* **Exercise instructions**:
It would help if you retyped the data exactly, leaving out the pictures.

--- START ---

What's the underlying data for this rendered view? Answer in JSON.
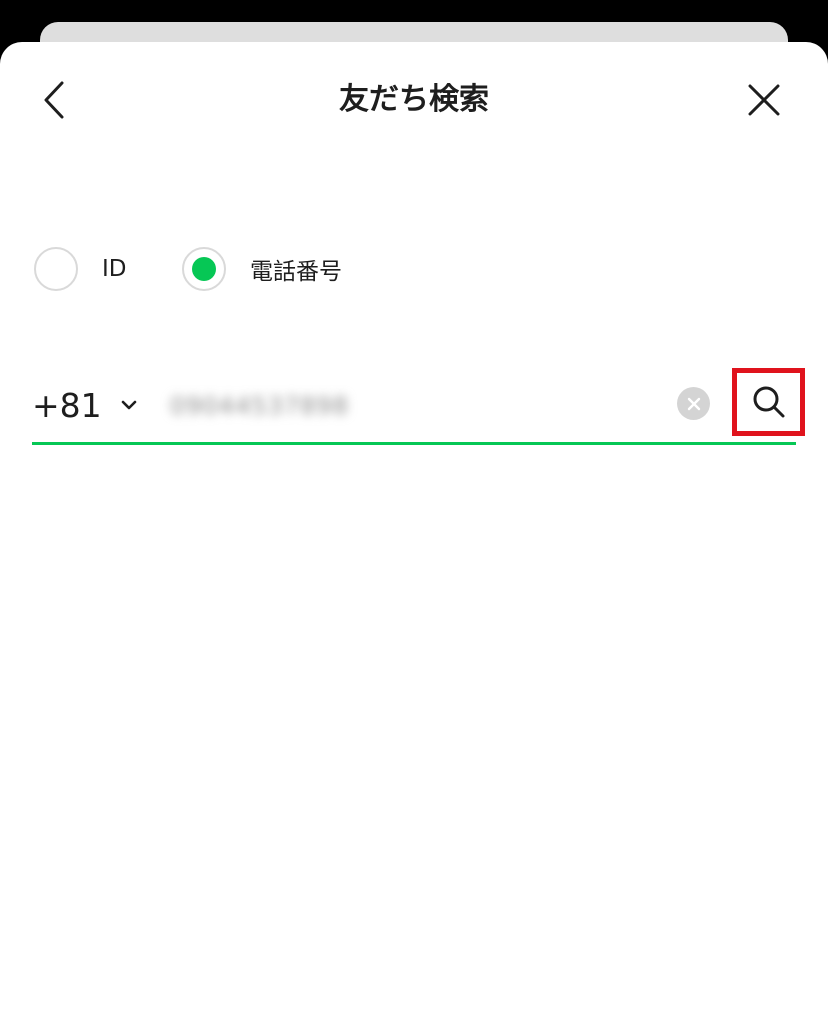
{
  "header": {
    "title": "友だち検索"
  },
  "search_type": {
    "options": [
      {
        "label": "ID",
        "selected": false
      },
      {
        "label": "電話番号",
        "selected": true
      }
    ]
  },
  "phone": {
    "country_code": "+81",
    "number_value": "09044537898"
  },
  "colors": {
    "accent": "#06c755",
    "highlight": "#e0131d"
  },
  "icons": {
    "back": "chevron-left-icon",
    "close": "close-icon",
    "dropdown": "chevron-down-icon",
    "clear": "clear-icon",
    "search": "search-icon"
  }
}
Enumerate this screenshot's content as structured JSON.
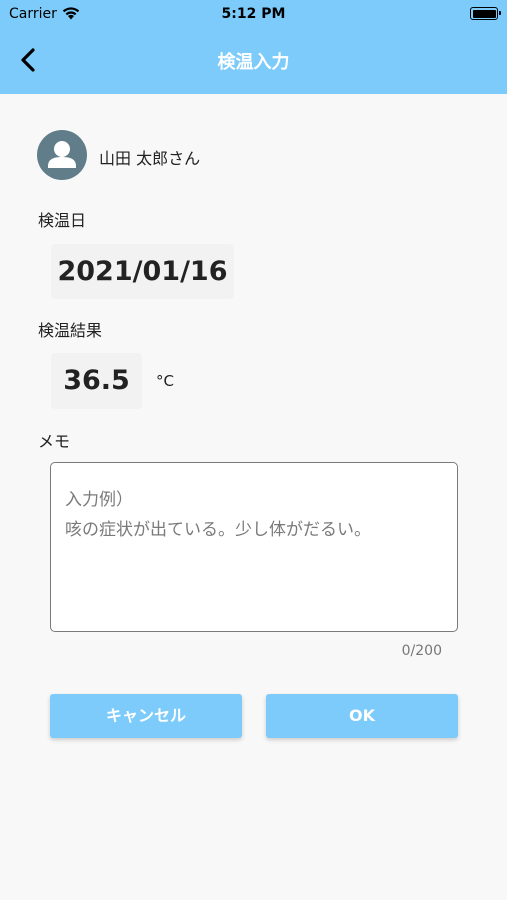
{
  "status_bar": {
    "carrier": "Carrier",
    "time": "5:12 PM",
    "icons": [
      "wifi-icon",
      "battery-icon"
    ]
  },
  "header": {
    "title": "検温入力",
    "back_icon": "chevron-left-icon",
    "color": "#7ccbfb"
  },
  "user": {
    "name": "山田 太郎さん",
    "avatar_icon": "person-icon",
    "avatar_color": "#617d8a"
  },
  "form": {
    "date_label": "検温日",
    "date_value": "2021/01/16",
    "result_label": "検温結果",
    "temperature_value": "36.5",
    "temperature_unit": "°C",
    "memo_label": "メモ",
    "memo_placeholder": "入力例）\n咳の症状が出ている。少し体がだるい。",
    "memo_counter": "0/200"
  },
  "buttons": {
    "cancel_label": "キャンセル",
    "ok_label": "OK"
  }
}
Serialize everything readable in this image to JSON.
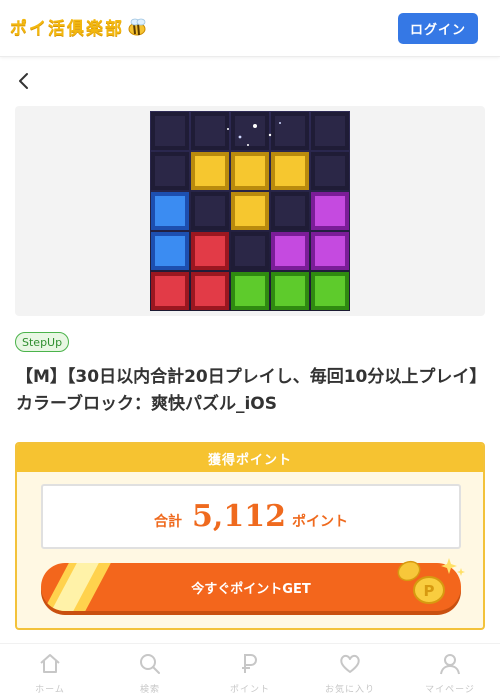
{
  "header": {
    "logo_text": "ポイ活俱楽部",
    "login_label": "ログイン",
    "accent": "#3578e5",
    "logo_color": "#f2b70f"
  },
  "offer": {
    "badge": "StepUp",
    "title": "【M】【30日以内合計20日プレイし、毎回10分以上プレイ】カラーブロック：爽快パズル_iOS"
  },
  "points": {
    "header": "獲得ポイント",
    "total_label": "合計",
    "value": "5,112",
    "unit": "ポイント",
    "cta_label": "今すぐポイントGET",
    "accent": "#ef6a1e"
  },
  "tabbar": {
    "items": [
      {
        "label": "ホーム",
        "icon": "home-icon"
      },
      {
        "label": "検索",
        "icon": "search-icon"
      },
      {
        "label": "ポイント",
        "icon": "point-icon"
      },
      {
        "label": "お気に入り",
        "icon": "heart-icon"
      },
      {
        "label": "マイページ",
        "icon": "user-icon"
      }
    ]
  }
}
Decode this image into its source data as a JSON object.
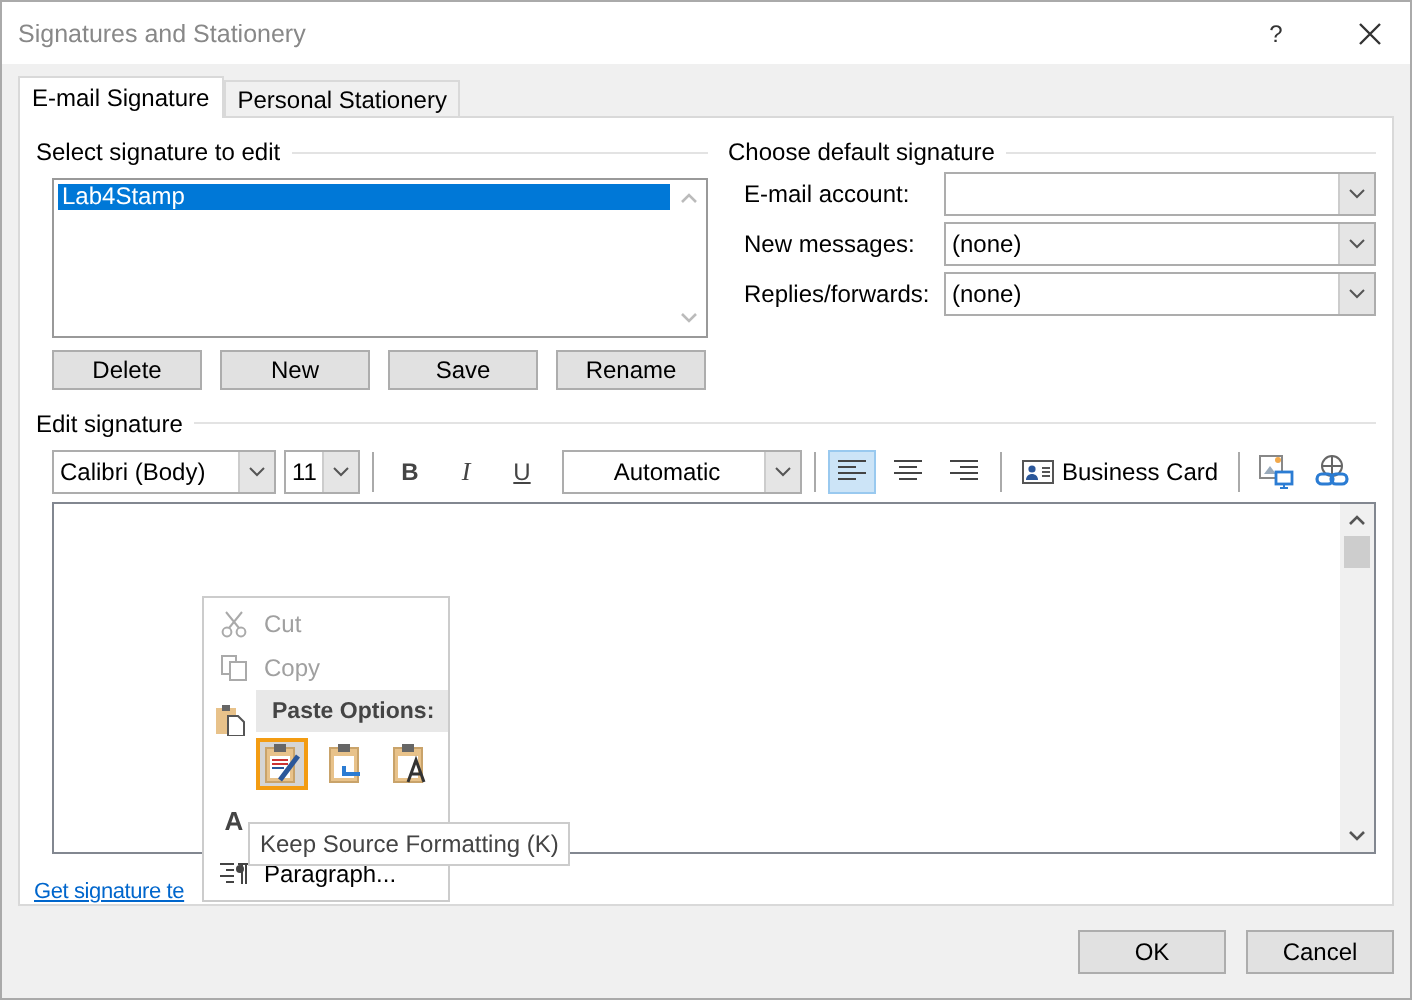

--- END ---

* **Answer section**:
What's the underlying data for this rendered view? Answer in JSON.
{
  "header": {
    "title": "友だち検索"
  },
  "search_type": {
    "options": [
      {
        "label": "ID",
        "selected": false
      },
      {
        "label": "電話番号",
        "selected": true
      }
    ]
  },
  "phone": {
    "country_code": "+81",
    "number_value": "09044537898"
  },
  "colors": {
    "accent": "#06c755",
    "highlight": "#e0131d"
  },
  "icons": {
    "back": "chevron-left-icon",
    "close": "close-icon",
    "dropdown": "chevron-down-icon",
    "clear": "clear-icon",
    "search": "search-icon"
  }
}
Enumerate this screenshot's content as structured JSON.
{
  "status_bar": {
    "carrier": "Carrier",
    "time": "5:12 PM",
    "icons": [
      "wifi-icon",
      "battery-icon"
    ]
  },
  "header": {
    "title": "検温入力",
    "back_icon": "chevron-left-icon",
    "color": "#7ccbfb"
  },
  "user": {
    "name": "山田 太郎さん",
    "avatar_icon": "person-icon",
    "avatar_color": "#617d8a"
  },
  "form": {
    "date_label": "検温日",
    "date_value": "2021/01/16",
    "result_label": "検温結果",
    "temperature_value": "36.5",
    "temperature_unit": "°C",
    "memo_label": "メモ",
    "memo_placeholder": "入力例）\n咳の症状が出ている。少し体がだるい。",
    "memo_counter": "0/200"
  },
  "buttons": {
    "cancel_label": "キャンセル",
    "ok_label": "OK"
  }
}
Serialize everything readable in this image to JSON.
{
  "header": {
    "logo_text": "ポイ活俱楽部",
    "login_label": "ログイン",
    "accent": "#3578e5",
    "logo_color": "#f2b70f"
  },
  "offer": {
    "badge": "StepUp",
    "title": "【M】【30日以内合計20日プレイし、毎回10分以上プレイ】カラーブロック：爽快パズル_iOS"
  },
  "points": {
    "header": "獲得ポイント",
    "total_label": "合計",
    "value": "5,112",
    "unit": "ポイント",
    "cta_label": "今すぐポイントGET",
    "accent": "#ef6a1e"
  },
  "tabbar": {
    "items": [
      {
        "label": "ホーム",
        "icon": "home-icon"
      },
      {
        "label": "検索",
        "icon": "search-icon"
      },
      {
        "label": "ポイント",
        "icon": "point-icon"
      },
      {
        "label": "お気に入り",
        "icon": "heart-icon"
      },
      {
        "label": "マイページ",
        "icon": "user-icon"
      }
    ]
  }
}
Decode this image into its source data as a JSON object.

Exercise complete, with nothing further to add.